David Cameron said the special exclusion orders - which could last for two years or more - would bar suspected fighters from entering the UK unless they agreed to strict controls.
Officials would also have the power to stop would-be jihadists leaving the UK, the BBC reported.
Critics have questioned the legality of the measures, while Labour said more should be done to stop radicalisation.
Mr Cameron, who is in Australia for the G20 summit, announced the plans in a speech to the country's parliament in Canberra.
The proposals - which were first outlined by the prime minister in September - form part of the Counter-Terrorism Bill, due to be published before the end of the month. Downing Street said it hoped the bill would be law by the end of January.
Under the Temporary Exclusion Orders, British citizens suspected of fighting with Islamic State (IS) militants would be stopped from re-entering the UK unless they gave themselves up at the border.
Suspects would have their passport cancelled and their name would be added to a "no-fly list" that would prevent them travelling to Britain.
They would only be allowed to return if they agreed to be escorted by the police before facing either prosecution or close supervision under monitoring powers.
The exclusion orders would last for up to two years at a time and could be renewed. Breaches could lead to a prison sentence.
Police and some border officers will also be given the power to seize passports if they have reasonable suspicion that someone is travelling abroad for terror-related activity - including those under the age of 18.
Passports could be held for 30 days, subject to a magistrate's review.

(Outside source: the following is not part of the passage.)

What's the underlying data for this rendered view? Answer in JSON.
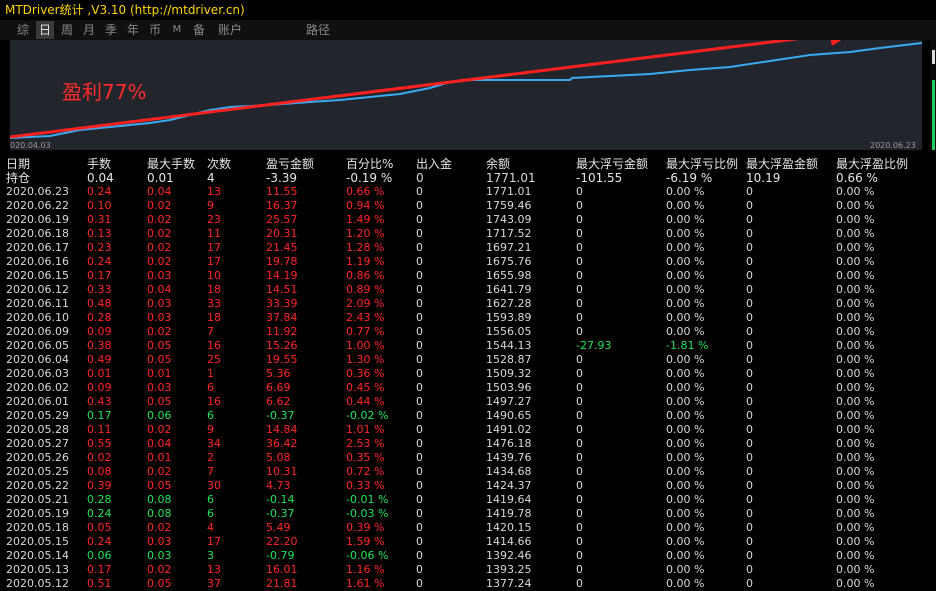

And airlines could be fined if they did not comply with the UK's requirement to screen passengers and stop suspects from boarding planes.